### What is expected
Some lines hold the string "Word". Copy all of them from the material that follows.

### Records shown
===============

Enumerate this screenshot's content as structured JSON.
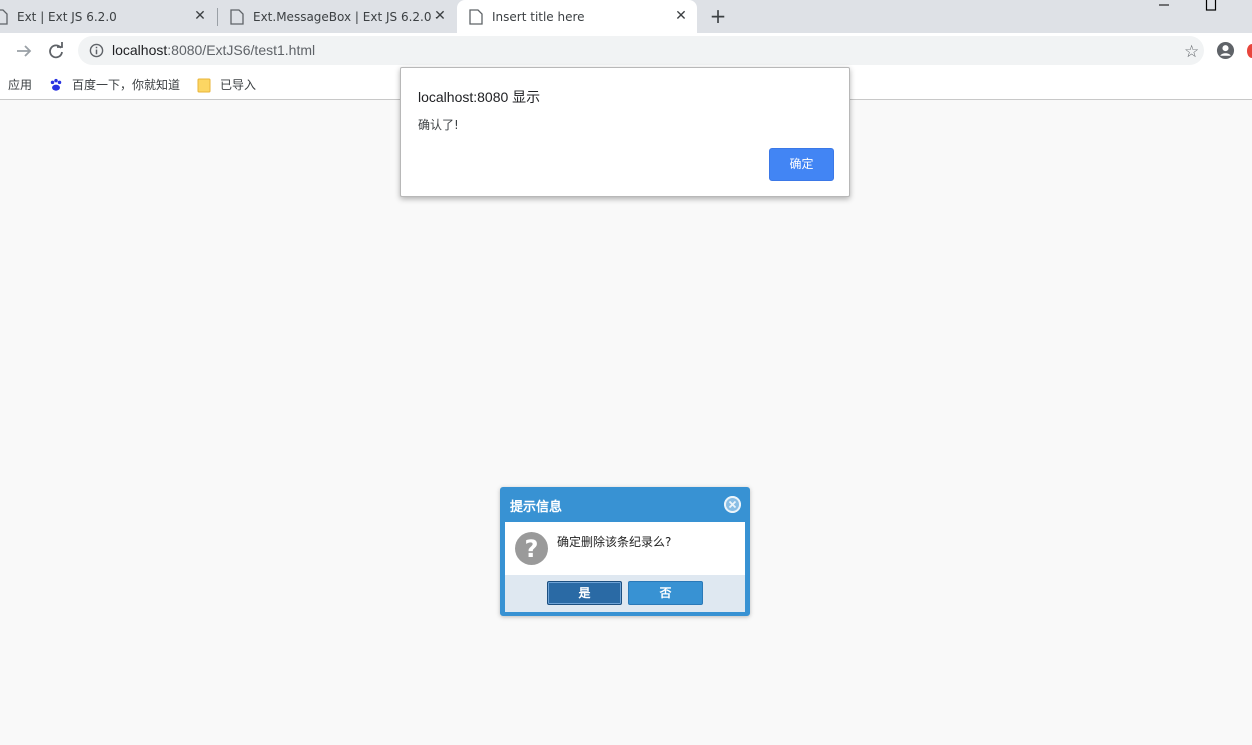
{
  "tabs": [
    {
      "title": "Ext | Ext JS 6.2.0",
      "active": false
    },
    {
      "title": "Ext.MessageBox | Ext JS 6.2.0 -",
      "active": false
    },
    {
      "title": "Insert title here",
      "active": true
    }
  ],
  "toolbar": {
    "url_host": "localhost",
    "url_path": ":8080/ExtJS6/test1.html"
  },
  "bookmarks": [
    {
      "label": "应用",
      "icon": "apps-icon"
    },
    {
      "label": "百度一下，你就知道",
      "icon": "baidu-paw-icon"
    },
    {
      "label": "已导入",
      "icon": "folder-icon"
    }
  ],
  "alert": {
    "title": "localhost:8080 显示",
    "message": "确认了!",
    "ok_label": "确定"
  },
  "msgbox": {
    "title": "提示信息",
    "message": "确定删除该条纪录么?",
    "icon": "question-icon",
    "yes_label": "是",
    "no_label": "否"
  },
  "colors": {
    "tabstrip": "#dee1e6",
    "alert_button": "#4285f4",
    "msgbox_header": "#3892d3",
    "msgbox_footer": "#dfe8f1"
  }
}
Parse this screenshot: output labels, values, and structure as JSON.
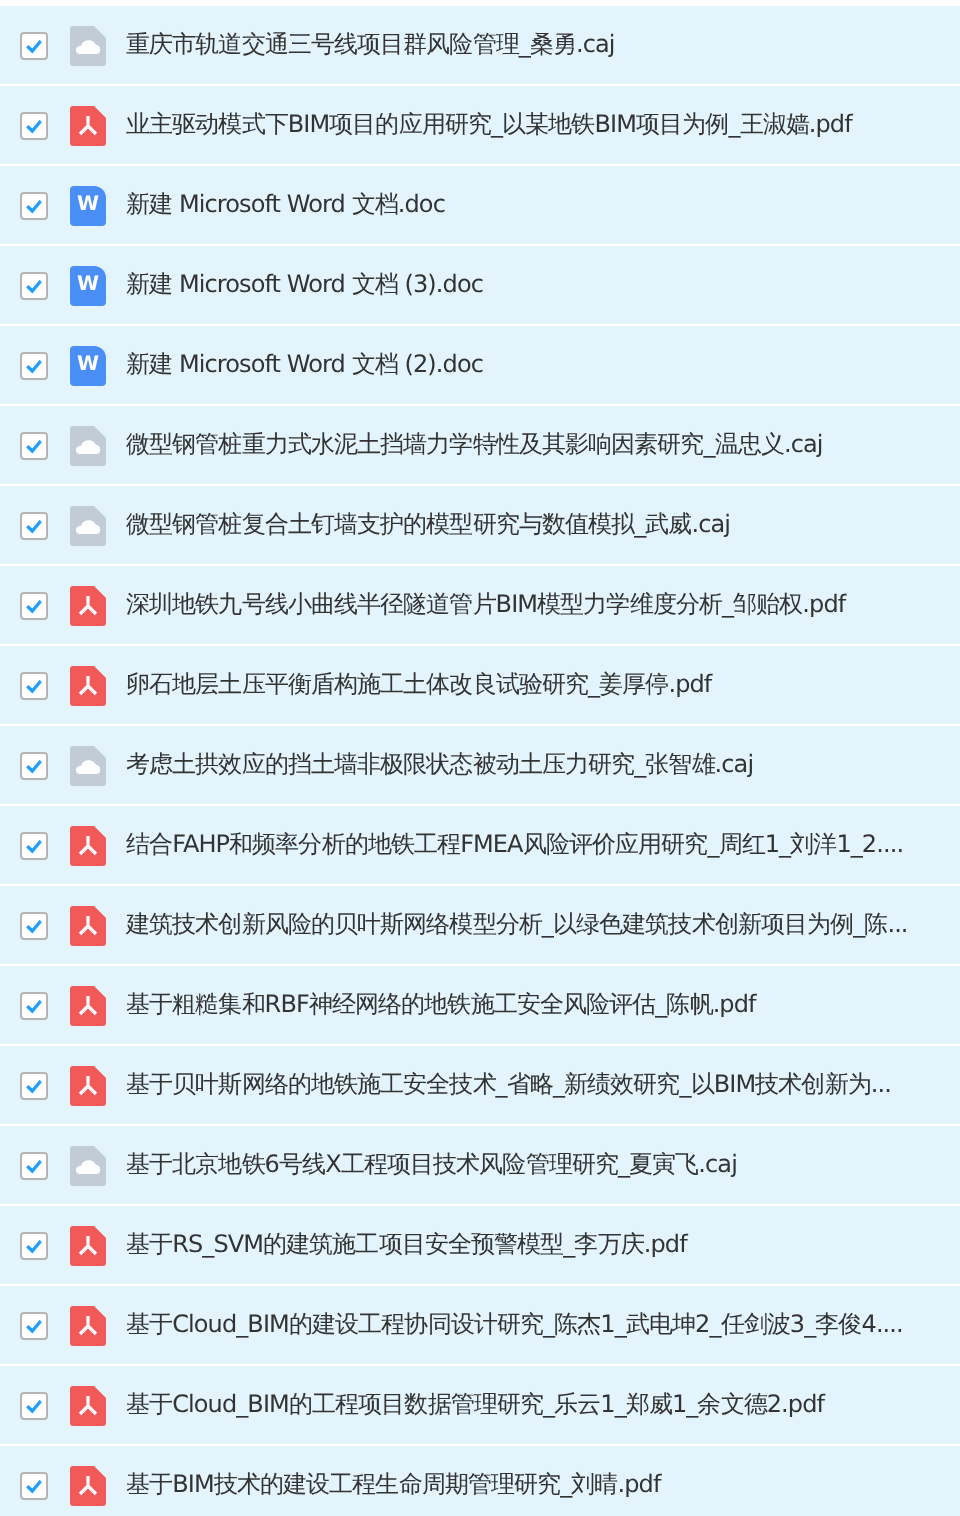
{
  "files": [
    {
      "kind": "caj",
      "name": "重庆市轨道交通三号线项目群风险管理_桑勇.caj",
      "checked": true
    },
    {
      "kind": "pdf",
      "name": "业主驱动模式下BIM项目的应用研究_以某地铁BIM项目为例_王淑嫱.pdf",
      "checked": true
    },
    {
      "kind": "doc",
      "badge": "W",
      "name": "新建 Microsoft Word 文档.doc",
      "checked": true
    },
    {
      "kind": "doc",
      "badge": "W",
      "name": "新建 Microsoft Word 文档 (3).doc",
      "checked": true
    },
    {
      "kind": "doc",
      "badge": "W",
      "name": "新建 Microsoft Word 文档 (2).doc",
      "checked": true
    },
    {
      "kind": "caj",
      "name": "微型钢管桩重力式水泥土挡墙力学特性及其影响因素研究_温忠义.caj",
      "checked": true
    },
    {
      "kind": "caj",
      "name": "微型钢管桩复合土钉墙支护的模型研究与数值模拟_武威.caj",
      "checked": true
    },
    {
      "kind": "pdf",
      "name": "深圳地铁九号线小曲线半径隧道管片BIM模型力学维度分析_邹贻权.pdf",
      "checked": true
    },
    {
      "kind": "pdf",
      "name": "卵石地层土压平衡盾构施工土体改良试验研究_姜厚停.pdf",
      "checked": true
    },
    {
      "kind": "caj",
      "name": "考虑土拱效应的挡土墙非极限状态被动土压力研究_张智雄.caj",
      "checked": true
    },
    {
      "kind": "pdf",
      "name": "结合FAHP和频率分析的地铁工程FMEA风险评价应用研究_周红1_刘洋1_2....",
      "checked": true
    },
    {
      "kind": "pdf",
      "name": "建筑技术创新风险的贝叶斯网络模型分析_以绿色建筑技术创新项目为例_陈...",
      "checked": true
    },
    {
      "kind": "pdf",
      "name": "基于粗糙集和RBF神经网络的地铁施工安全风险评估_陈帆.pdf",
      "checked": true
    },
    {
      "kind": "pdf",
      "name": "基于贝叶斯网络的地铁施工安全技术_省略_新绩效研究_以BIM技术创新为...",
      "checked": true
    },
    {
      "kind": "caj",
      "name": "基于北京地铁6号线X工程项目技术风险管理研究_夏寅飞.caj",
      "checked": true
    },
    {
      "kind": "pdf",
      "name": "基于RS_SVM的建筑施工项目安全预警模型_李万庆.pdf",
      "checked": true
    },
    {
      "kind": "pdf",
      "name": "基于Cloud_BIM的建设工程协同设计研究_陈杰1_武电坤2_任剑波3_李俊4....",
      "checked": true
    },
    {
      "kind": "pdf",
      "name": "基于Cloud_BIM的工程项目数据管理研究_乐云1_郑威1_余文德2.pdf",
      "checked": true
    },
    {
      "kind": "pdf",
      "name": "基于BIM技术的建设工程生命周期管理研究_刘晴.pdf",
      "checked": true
    }
  ]
}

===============

### Answer space
      "name": "新建 Microsoft Word 文档.doc",
      "name": "新建 Microsoft Word 文档 (3).doc",
      "name": "新建 Microsoft Word 文档 (2).doc",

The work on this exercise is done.